WHAT IS BEING ASKED: Set down each line of the data below exactly.

RECORDS FOR THE TASK:
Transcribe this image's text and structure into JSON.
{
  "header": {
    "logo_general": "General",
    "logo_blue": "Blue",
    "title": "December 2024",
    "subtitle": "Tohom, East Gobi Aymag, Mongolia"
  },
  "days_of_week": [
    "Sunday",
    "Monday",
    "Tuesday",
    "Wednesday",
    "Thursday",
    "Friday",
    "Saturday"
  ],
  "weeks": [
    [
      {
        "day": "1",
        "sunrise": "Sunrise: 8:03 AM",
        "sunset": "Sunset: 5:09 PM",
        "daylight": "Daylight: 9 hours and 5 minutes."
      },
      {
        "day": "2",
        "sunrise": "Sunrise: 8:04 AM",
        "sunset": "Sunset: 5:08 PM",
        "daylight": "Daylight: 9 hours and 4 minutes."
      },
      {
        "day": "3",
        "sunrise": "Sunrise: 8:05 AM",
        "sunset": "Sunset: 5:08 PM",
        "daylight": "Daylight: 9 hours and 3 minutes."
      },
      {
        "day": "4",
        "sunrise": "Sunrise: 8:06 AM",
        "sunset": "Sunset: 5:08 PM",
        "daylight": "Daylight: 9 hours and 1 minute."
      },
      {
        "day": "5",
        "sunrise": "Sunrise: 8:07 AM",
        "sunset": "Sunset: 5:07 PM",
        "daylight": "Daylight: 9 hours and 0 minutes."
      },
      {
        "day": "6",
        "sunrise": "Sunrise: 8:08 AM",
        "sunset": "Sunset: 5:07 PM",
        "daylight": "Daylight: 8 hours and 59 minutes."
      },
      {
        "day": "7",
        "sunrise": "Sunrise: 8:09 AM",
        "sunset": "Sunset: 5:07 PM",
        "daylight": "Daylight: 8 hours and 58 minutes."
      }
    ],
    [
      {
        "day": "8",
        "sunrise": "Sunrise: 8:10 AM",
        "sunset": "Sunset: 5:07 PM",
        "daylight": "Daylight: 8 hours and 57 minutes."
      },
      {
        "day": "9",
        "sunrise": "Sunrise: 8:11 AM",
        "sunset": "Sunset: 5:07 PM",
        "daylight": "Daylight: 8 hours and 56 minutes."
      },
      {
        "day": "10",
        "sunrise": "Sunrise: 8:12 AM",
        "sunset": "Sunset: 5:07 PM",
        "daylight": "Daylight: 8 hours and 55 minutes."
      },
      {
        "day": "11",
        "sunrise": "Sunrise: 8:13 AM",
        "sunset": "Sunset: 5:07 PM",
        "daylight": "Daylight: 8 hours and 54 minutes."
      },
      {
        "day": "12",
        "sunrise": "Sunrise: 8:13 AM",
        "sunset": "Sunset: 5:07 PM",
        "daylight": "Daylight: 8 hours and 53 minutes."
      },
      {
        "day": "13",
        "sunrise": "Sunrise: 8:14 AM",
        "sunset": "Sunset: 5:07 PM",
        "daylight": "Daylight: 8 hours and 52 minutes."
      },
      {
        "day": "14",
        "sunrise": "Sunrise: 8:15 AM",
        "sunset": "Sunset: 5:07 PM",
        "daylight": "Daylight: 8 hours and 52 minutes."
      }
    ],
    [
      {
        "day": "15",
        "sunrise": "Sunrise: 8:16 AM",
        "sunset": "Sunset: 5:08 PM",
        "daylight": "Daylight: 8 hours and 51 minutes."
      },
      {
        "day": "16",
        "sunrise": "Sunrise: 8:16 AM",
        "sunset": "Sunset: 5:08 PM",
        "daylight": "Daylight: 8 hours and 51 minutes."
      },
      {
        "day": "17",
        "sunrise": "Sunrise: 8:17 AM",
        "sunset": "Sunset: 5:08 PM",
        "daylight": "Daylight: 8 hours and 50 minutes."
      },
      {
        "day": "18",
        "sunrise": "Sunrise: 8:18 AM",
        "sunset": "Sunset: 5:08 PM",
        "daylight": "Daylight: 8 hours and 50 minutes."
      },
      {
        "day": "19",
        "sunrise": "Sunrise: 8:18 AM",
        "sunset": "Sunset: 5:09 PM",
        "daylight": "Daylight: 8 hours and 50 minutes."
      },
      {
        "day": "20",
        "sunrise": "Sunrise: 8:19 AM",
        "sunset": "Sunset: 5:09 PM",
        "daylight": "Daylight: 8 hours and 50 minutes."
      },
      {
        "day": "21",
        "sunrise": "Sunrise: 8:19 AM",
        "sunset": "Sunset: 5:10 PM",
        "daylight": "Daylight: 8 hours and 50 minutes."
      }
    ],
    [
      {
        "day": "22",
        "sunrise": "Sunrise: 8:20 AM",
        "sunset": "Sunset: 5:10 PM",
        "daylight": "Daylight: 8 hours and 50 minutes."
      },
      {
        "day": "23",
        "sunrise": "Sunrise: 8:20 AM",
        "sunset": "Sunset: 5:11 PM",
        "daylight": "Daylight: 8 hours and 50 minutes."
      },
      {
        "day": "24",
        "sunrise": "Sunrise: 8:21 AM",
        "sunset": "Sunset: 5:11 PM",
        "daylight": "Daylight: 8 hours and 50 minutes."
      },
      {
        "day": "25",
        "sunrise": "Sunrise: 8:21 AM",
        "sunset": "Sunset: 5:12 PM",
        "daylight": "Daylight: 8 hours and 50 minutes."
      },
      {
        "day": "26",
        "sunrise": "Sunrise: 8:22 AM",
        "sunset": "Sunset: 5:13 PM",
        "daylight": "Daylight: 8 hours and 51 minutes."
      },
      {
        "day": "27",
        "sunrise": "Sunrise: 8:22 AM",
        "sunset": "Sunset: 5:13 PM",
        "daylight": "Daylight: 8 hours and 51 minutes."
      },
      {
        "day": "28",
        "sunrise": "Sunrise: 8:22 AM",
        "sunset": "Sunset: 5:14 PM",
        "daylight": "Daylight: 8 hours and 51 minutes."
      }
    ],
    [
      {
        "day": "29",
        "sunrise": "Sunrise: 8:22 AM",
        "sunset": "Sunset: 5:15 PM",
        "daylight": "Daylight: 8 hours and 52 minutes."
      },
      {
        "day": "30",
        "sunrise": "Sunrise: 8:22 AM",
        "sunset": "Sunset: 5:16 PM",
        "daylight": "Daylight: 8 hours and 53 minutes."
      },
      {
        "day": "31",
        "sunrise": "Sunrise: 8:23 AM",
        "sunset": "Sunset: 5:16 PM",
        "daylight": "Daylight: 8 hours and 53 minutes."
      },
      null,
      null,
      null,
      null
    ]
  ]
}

TASK RESPONSE:
Transcribe this image's text and structure into JSON.
{
  "header": {
    "logo_general": "General",
    "logo_blue": "Blue",
    "title": "December 2024",
    "subtitle": "Tohom, East Gobi Aymag, Mongolia"
  },
  "days_of_week": [
    "Sunday",
    "Monday",
    "Tuesday",
    "Wednesday",
    "Thursday",
    "Friday",
    "Saturday"
  ],
  "weeks": [
    [
      {
        "day": "1",
        "sunrise": "Sunrise: 8:03 AM",
        "sunset": "Sunset: 5:09 PM",
        "daylight": "Daylight: 9 hours and 5 minutes."
      },
      {
        "day": "2",
        "sunrise": "Sunrise: 8:04 AM",
        "sunset": "Sunset: 5:08 PM",
        "daylight": "Daylight: 9 hours and 4 minutes."
      },
      {
        "day": "3",
        "sunrise": "Sunrise: 8:05 AM",
        "sunset": "Sunset: 5:08 PM",
        "daylight": "Daylight: 9 hours and 3 minutes."
      },
      {
        "day": "4",
        "sunrise": "Sunrise: 8:06 AM",
        "sunset": "Sunset: 5:08 PM",
        "daylight": "Daylight: 9 hours and 1 minute."
      },
      {
        "day": "5",
        "sunrise": "Sunrise: 8:07 AM",
        "sunset": "Sunset: 5:07 PM",
        "daylight": "Daylight: 9 hours and 0 minutes."
      },
      {
        "day": "6",
        "sunrise": "Sunrise: 8:08 AM",
        "sunset": "Sunset: 5:07 PM",
        "daylight": "Daylight: 8 hours and 59 minutes."
      },
      {
        "day": "7",
        "sunrise": "Sunrise: 8:09 AM",
        "sunset": "Sunset: 5:07 PM",
        "daylight": "Daylight: 8 hours and 58 minutes."
      }
    ],
    [
      {
        "day": "8",
        "sunrise": "Sunrise: 8:10 AM",
        "sunset": "Sunset: 5:07 PM",
        "daylight": "Daylight: 8 hours and 57 minutes."
      },
      {
        "day": "9",
        "sunrise": "Sunrise: 8:11 AM",
        "sunset": "Sunset: 5:07 PM",
        "daylight": "Daylight: 8 hours and 56 minutes."
      },
      {
        "day": "10",
        "sunrise": "Sunrise: 8:12 AM",
        "sunset": "Sunset: 5:07 PM",
        "daylight": "Daylight: 8 hours and 55 minutes."
      },
      {
        "day": "11",
        "sunrise": "Sunrise: 8:13 AM",
        "sunset": "Sunset: 5:07 PM",
        "daylight": "Daylight: 8 hours and 54 minutes."
      },
      {
        "day": "12",
        "sunrise": "Sunrise: 8:13 AM",
        "sunset": "Sunset: 5:07 PM",
        "daylight": "Daylight: 8 hours and 53 minutes."
      },
      {
        "day": "13",
        "sunrise": "Sunrise: 8:14 AM",
        "sunset": "Sunset: 5:07 PM",
        "daylight": "Daylight: 8 hours and 52 minutes."
      },
      {
        "day": "14",
        "sunrise": "Sunrise: 8:15 AM",
        "sunset": "Sunset: 5:07 PM",
        "daylight": "Daylight: 8 hours and 52 minutes."
      }
    ],
    [
      {
        "day": "15",
        "sunrise": "Sunrise: 8:16 AM",
        "sunset": "Sunset: 5:08 PM",
        "daylight": "Daylight: 8 hours and 51 minutes."
      },
      {
        "day": "16",
        "sunrise": "Sunrise: 8:16 AM",
        "sunset": "Sunset: 5:08 PM",
        "daylight": "Daylight: 8 hours and 51 minutes."
      },
      {
        "day": "17",
        "sunrise": "Sunrise: 8:17 AM",
        "sunset": "Sunset: 5:08 PM",
        "daylight": "Daylight: 8 hours and 50 minutes."
      },
      {
        "day": "18",
        "sunrise": "Sunrise: 8:18 AM",
        "sunset": "Sunset: 5:08 PM",
        "daylight": "Daylight: 8 hours and 50 minutes."
      },
      {
        "day": "19",
        "sunrise": "Sunrise: 8:18 AM",
        "sunset": "Sunset: 5:09 PM",
        "daylight": "Daylight: 8 hours and 50 minutes."
      },
      {
        "day": "20",
        "sunrise": "Sunrise: 8:19 AM",
        "sunset": "Sunset: 5:09 PM",
        "daylight": "Daylight: 8 hours and 50 minutes."
      },
      {
        "day": "21",
        "sunrise": "Sunrise: 8:19 AM",
        "sunset": "Sunset: 5:10 PM",
        "daylight": "Daylight: 8 hours and 50 minutes."
      }
    ],
    [
      {
        "day": "22",
        "sunrise": "Sunrise: 8:20 AM",
        "sunset": "Sunset: 5:10 PM",
        "daylight": "Daylight: 8 hours and 50 minutes."
      },
      {
        "day": "23",
        "sunrise": "Sunrise: 8:20 AM",
        "sunset": "Sunset: 5:11 PM",
        "daylight": "Daylight: 8 hours and 50 minutes."
      },
      {
        "day": "24",
        "sunrise": "Sunrise: 8:21 AM",
        "sunset": "Sunset: 5:11 PM",
        "daylight": "Daylight: 8 hours and 50 minutes."
      },
      {
        "day": "25",
        "sunrise": "Sunrise: 8:21 AM",
        "sunset": "Sunset: 5:12 PM",
        "daylight": "Daylight: 8 hours and 50 minutes."
      },
      {
        "day": "26",
        "sunrise": "Sunrise: 8:22 AM",
        "sunset": "Sunset: 5:13 PM",
        "daylight": "Daylight: 8 hours and 51 minutes."
      },
      {
        "day": "27",
        "sunrise": "Sunrise: 8:22 AM",
        "sunset": "Sunset: 5:13 PM",
        "daylight": "Daylight: 8 hours and 51 minutes."
      },
      {
        "day": "28",
        "sunrise": "Sunrise: 8:22 AM",
        "sunset": "Sunset: 5:14 PM",
        "daylight": "Daylight: 8 hours and 51 minutes."
      }
    ],
    [
      {
        "day": "29",
        "sunrise": "Sunrise: 8:22 AM",
        "sunset": "Sunset: 5:15 PM",
        "daylight": "Daylight: 8 hours and 52 minutes."
      },
      {
        "day": "30",
        "sunrise": "Sunrise: 8:22 AM",
        "sunset": "Sunset: 5:16 PM",
        "daylight": "Daylight: 8 hours and 53 minutes."
      },
      {
        "day": "31",
        "sunrise": "Sunrise: 8:23 AM",
        "sunset": "Sunset: 5:16 PM",
        "daylight": "Daylight: 8 hours and 53 minutes."
      },
      null,
      null,
      null,
      null
    ]
  ]
}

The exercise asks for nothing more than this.